The images for chat stories tend to be quite different from book covers, focusing on an image with no writing whatsoever (your title and author name appear as an overlay at the bottom of the image). Check out the app and see what other writers have used to get some ideas.

Another feature of note is that images can be inserted into the text exchange – just like a picture message or snap! Keep this in mind when planning your chat story – it could be a very useful story device. There are size parameters for how the image will be displayed in the messages, so make sure you check it out during a preview.

Keep in mind: you do not need to put images into your chat story! Of the 20 sample stories I referenced earlier, zero had images included in the chat exchanges.

TIP: Find a really striking image, resize it, throw on a filter or two – and you’ve got your cover and/or wallpaper/background. Try an app like Canva to make your image, if you want to keep the entire chat story creation process confined to your phone.


If you’re concerned that users won’t want to tap the screen two hundred times to read your story – never fear! Instead of tapping the screen, a reader can press down for a moment and the chat story will auto play. There are even three speeds of auto play to choose from.

Note: This feature also works in preview mode.

So in short:

  • Write your chat story on a computer first and do all the editing before you rewrite it into Tap.
  • Make your chat story whatever length in needs to be (and no longer!).
  • Make your chat story images on a computer (or phone app).
  • Auto play is your friend.

And one last parting tip: don’t be afraid to experiment! This app is in its infancy and chat stories are still an emerging medium – now is the perfect time to take storytelling risks.

What are you waiting for? Go and download Tap now and start writing your first chat story!

Don’t forget to check out my first Tap story The Break Up Files.

The Break Up Files by AtomicNicky on Tap

About @AtomicNicky:

My author name is N. W. Burgess but I go by @AtomicNicky pretty much everywhere. I have a Film and Screen Media degree and graduated with First Class Honors and I’m an early career Screenwriter and Author. I’m from Australia and I have been on Wattpad just over two years.

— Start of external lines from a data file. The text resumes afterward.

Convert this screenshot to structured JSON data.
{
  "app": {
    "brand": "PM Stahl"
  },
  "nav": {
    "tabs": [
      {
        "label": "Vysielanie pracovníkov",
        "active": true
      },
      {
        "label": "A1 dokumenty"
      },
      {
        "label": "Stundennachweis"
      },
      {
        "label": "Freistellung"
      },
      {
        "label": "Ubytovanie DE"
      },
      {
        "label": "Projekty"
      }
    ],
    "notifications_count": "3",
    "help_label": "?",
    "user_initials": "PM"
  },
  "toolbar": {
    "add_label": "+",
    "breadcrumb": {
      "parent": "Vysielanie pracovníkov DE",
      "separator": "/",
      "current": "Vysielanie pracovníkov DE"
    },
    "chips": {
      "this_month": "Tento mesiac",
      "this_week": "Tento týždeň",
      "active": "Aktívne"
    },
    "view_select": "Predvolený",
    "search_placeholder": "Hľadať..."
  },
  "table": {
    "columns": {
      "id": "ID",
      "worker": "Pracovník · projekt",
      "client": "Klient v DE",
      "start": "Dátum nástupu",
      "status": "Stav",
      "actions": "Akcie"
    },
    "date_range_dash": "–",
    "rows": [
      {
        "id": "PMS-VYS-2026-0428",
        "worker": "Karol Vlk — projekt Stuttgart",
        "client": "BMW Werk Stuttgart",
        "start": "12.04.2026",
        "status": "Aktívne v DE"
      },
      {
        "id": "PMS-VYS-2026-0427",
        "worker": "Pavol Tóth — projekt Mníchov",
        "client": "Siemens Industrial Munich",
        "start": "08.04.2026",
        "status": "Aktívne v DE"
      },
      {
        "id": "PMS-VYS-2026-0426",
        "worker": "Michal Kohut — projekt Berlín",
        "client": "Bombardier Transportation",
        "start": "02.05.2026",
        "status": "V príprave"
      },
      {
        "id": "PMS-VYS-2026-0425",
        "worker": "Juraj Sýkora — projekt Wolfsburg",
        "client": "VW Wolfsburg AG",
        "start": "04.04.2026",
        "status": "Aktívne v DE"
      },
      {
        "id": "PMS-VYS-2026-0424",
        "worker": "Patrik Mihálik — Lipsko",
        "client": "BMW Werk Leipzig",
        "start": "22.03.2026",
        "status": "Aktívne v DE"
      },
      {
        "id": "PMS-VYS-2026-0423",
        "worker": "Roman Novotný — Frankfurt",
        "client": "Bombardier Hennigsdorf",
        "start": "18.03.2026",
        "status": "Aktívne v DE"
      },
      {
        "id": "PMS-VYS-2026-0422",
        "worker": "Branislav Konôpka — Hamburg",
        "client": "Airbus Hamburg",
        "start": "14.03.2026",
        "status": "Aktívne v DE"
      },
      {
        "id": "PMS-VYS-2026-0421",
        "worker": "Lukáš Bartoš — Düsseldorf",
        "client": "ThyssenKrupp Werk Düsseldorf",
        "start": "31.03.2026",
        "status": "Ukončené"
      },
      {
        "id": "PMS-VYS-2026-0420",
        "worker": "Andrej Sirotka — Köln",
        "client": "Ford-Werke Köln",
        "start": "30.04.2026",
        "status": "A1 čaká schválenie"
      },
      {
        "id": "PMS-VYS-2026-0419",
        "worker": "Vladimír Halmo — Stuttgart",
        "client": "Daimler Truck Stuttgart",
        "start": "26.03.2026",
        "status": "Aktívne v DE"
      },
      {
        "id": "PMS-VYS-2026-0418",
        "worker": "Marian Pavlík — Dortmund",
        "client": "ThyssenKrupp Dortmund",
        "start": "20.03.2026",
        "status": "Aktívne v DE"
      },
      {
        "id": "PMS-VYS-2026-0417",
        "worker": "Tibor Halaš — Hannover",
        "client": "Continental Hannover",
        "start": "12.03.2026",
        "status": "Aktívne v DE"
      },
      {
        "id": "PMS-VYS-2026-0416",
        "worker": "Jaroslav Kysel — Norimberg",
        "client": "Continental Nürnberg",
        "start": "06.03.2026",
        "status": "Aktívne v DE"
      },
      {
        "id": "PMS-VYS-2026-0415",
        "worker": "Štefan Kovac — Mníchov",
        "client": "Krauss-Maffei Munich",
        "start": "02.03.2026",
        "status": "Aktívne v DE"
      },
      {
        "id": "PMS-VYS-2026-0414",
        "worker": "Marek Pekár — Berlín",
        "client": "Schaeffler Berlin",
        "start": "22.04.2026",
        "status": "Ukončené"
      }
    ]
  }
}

My first Wattpad book, Snow White and The Blood Queen, was featured on the site and was selected by ABC’s Once Upon a Time to be added to their Twisted Fairytales list.

Find @AtomicNicky here:

3 thoughts on “3 Tips for Tap – Guest Post by @AtomicNicky

✎ Don't be shy. Tell me what YOU think about this:

Fill in your details below or click an icon to log in:

WordPress.com Logo

You are commenting using your WordPress.com account. Log Out /  Change )

Google photo

You are commenting using your Google account. Log Out /  Change )

Twitter picture

You are commenting using your Twitter account. Log Out /  Change )

Facebook photo

You are commenting using your Facebook account. Log Out /  Change )

Connecting to %s